- Education campaign: It is expected that in five years, over 1,000 Maharashtra farmers, in a cooperative format will learn about commercial animal farming with international best practices.
- Maximum output: Maharashtra’s policy supports international imported pig breeding for maximizing output.
- Public awareness: The Company is planning to use public education channels to spread awareness about the pork meat and its benefits.
- Contribution in national growth: The pink revolution is expected to increase contribution of pork incountry’s total meat production.
Show full text
Section : Economics
About UDAN Scheme
- UDAN is an innovative scheme to develop the regional aviation market. It is a market-based mechanism in which airlines bid for seat subsidies.
- This first-of-its-kind scheme globally has created economically viable and profitable flights on regional routes so that flying becomes affordable to the common man even in small towns.
- Implementing Ministry: Ministry of Civil Aviation
- The Ministry of Civil Aviation took a major step today towards making flying a reality for the small town common man.
- The objective of the scheme was “Ude Desh Ka Aam Naagrik”.
- The scheme ensures affordability, connectivity, growth and development.
- It provides a win-win situation for all stakeholders – citizens get the benefit of affordability, connectivity and more jobs.
- The Centre is able to expand the regional air connectivity and market.
- The state governments reap the benefit of development of remote areas, enhance trade and commerce and more tourism expansion. Airport operators see their business expanding.
- The scheme UDAN envisages providing connectivity to un-served and under-served airports of the country through revival of existing air-strips and airports. The scheme would be in operation for a period of 10 years.

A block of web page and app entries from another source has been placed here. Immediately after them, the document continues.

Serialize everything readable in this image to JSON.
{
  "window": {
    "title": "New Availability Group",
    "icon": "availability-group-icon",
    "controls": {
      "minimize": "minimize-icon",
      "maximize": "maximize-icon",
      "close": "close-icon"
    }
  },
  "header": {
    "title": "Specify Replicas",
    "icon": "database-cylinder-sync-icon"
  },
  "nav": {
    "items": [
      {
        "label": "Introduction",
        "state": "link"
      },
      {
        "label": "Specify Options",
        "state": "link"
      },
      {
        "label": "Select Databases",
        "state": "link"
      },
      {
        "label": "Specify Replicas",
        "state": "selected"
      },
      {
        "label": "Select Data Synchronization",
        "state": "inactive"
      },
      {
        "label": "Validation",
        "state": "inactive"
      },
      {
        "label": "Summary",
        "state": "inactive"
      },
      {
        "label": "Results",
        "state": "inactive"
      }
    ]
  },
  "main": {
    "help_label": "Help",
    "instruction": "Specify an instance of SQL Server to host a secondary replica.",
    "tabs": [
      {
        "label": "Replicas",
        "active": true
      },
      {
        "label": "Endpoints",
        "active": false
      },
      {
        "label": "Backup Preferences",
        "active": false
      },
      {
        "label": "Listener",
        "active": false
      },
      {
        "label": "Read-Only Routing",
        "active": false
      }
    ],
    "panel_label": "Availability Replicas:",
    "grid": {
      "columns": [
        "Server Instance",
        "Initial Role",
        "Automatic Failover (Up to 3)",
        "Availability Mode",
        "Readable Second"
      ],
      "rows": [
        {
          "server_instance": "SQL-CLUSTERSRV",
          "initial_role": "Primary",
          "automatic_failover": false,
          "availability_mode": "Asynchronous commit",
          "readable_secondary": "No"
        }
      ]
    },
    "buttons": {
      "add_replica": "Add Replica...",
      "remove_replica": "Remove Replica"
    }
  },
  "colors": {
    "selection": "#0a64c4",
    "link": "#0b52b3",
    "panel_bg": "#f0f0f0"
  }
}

- This would be achieved through:
- A financial stimulus in the form of concessions from Central and State governments and airport operators and
- A Viability Gap Funding to the interested airlines to kick-off operations from such airports so that the passenger fares are kept affordable.
The following are the key features of the scheme:
- UDAN is an innovative scheme to develop the regional aviation market.
- It is a market-based mechanism in which airlines bid for seat subsidies.
- The scheme is a component of the National Civil Aviation Policy (NCAP) which was released in 2016.
- Under this scheme, half of the seats on the plane will be capped at ₹2,500 per hour’s flight.
- As per the scheme, the Centre will subsidise the losses incurred by airlines flying out of dormant airports to help airlines charge ₹2,500 for an hour’s flight to passengers.
- Under the scheme, an operator is entitled to receive viability gap funding if a fixed number of seats on the flight are sold at a fare of up to ₹2,500.
- Among the commitments of the States are:
- To make sufficient land available
- Ensure adequate security
- Provide essential services at concessional rates for the airports or air strips
- The Centre would like the States to provide minimum land, free of cost, for development of the RCS airports. The States will have to bear 20% towards VGF. The share will be 10% for North Eastern States and Union Territories.
- Government will provide subsidy to airlines for first three years of operations when they will have exclusive flying rights on the selected routes.
- This first-of-its-kind scheme globally will create affordable yet economically viable and profitable flights on regional routes so that flying becomes affordable to the common man even in small towns.
- This scheme will stimulate growth in the regional aviation market and will connect underserved and unserved airports that really didn’t have flight services.
Show full text
Section : Miscellaneous